R. Schwartz, Spherical CR Geometry and Dehn Surgery, research monograph, 2003, 190 pages.

R. Schwartz, The modular group, the Whitehead link, and spherical CR geometry, 2004, 46 pages.

Prerequisites

Familiarity with smooth manifolds, elementary Riemannian geometry, and a little knowledge of the hyperbolic plane (which you can obtain from reading chapter 2 of Thurston's book listed below).

The course grade will be determined by a final paper. This will be a 6-8 page paper written on a topic in related to the content of this class. The topic will be chosen in consolation with me in the 5th or 6th week of class, and will be due on Friday, June 4. Here are some ideas, with sources:
• Mostow Rigidity (mentioned above): Munkholm, "Gromov's proof of Mostow following Thurston", Springer Lecture Notes in Math, number 788. See aslo Thurston's original notes (available at msri.org) and Ratcliffe's book.
• Deformation and classification of infinite volume hyperbolic 3-manifolds: Yair Minsky, "Combinatorial and Geometrical Aspects of Hyperbolic 3-Manifolds", arXiv.org:math.GT/0205173. A good book on this is Matsuzaki and Taniguchi, "Hyperbolic Manifolds and Kleinian Groups".
• Existence of non-arithmetic lattices for all real hyperbolic spaces. See original paper by Gromov and Piatetski-Shapiro in IHES, 1988.
• The general construction of arithmetic lattices for real hyperbolic 3-space: Maclachlan and Reid, "The Arithmetic of Hyperbolic 3-manifolds", Springer book.
• Construction of hyperbolic structures on 3-manifolds in practice. Weeks, Computation of Hyperbolic Structures in Knot Theory. arXiv.org:math.GT/0309407.
• Aspects of complex hyperbolic space from the point of view of complex and Kahler geometry. E.g. the Kobayashi metric, holomorphic curvature, Kahler hyperbolicity, etc. This links in with Ma 157b.

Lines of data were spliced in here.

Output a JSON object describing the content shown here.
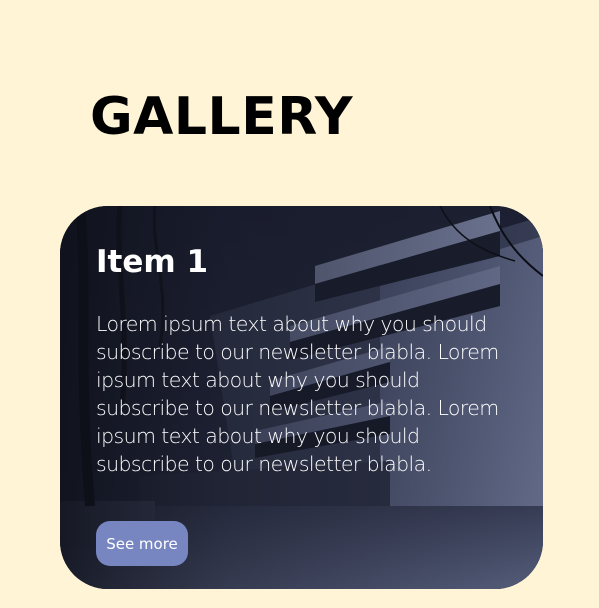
{
  "page": {
    "title": "GALLERY"
  },
  "gallery": {
    "items": [
      {
        "title": "Item 1",
        "description": "Lorem ipsum text about why you should subscribe to our newsletter blabla. Lorem ipsum text about why you should subscribe to our newsletter blabla. Lorem ipsum text about why you should subscribe to our newsletter blabla.",
        "button_label": "See more"
      }
    ]
  },
  "colors": {
    "page_background": "#fff5d6",
    "button_background": "#7786c1",
    "card_overlay": "#262b3e"
  }
}
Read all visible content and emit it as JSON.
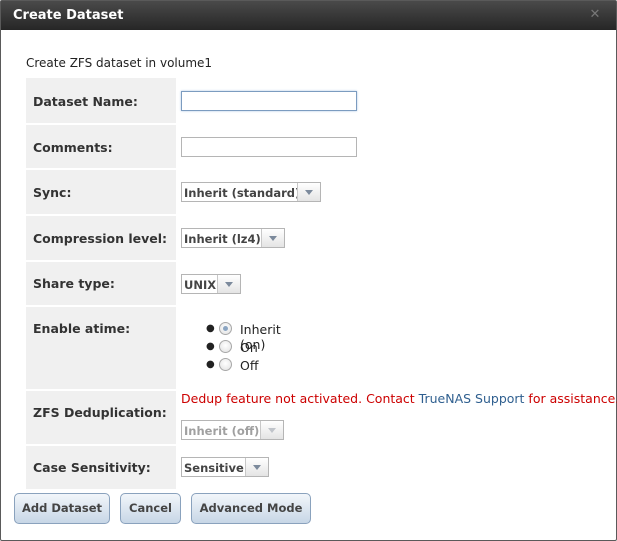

Scheduling

There will be no class the week of May 3rd. To make up for this, class will continue through June 3rd. Alternatively, extra classes will be scheduled.

Further references

In addition to the sources listed above, there is

W. Goldman, Complex Hyperbolic Geometry Oxford University Press, 1999.

For a good intro to real hyperbolic geometry, see Chapter 2 of

W. Thurston, Three-dimensional geometry and topology, vol 1, Princeton University Press, 1997.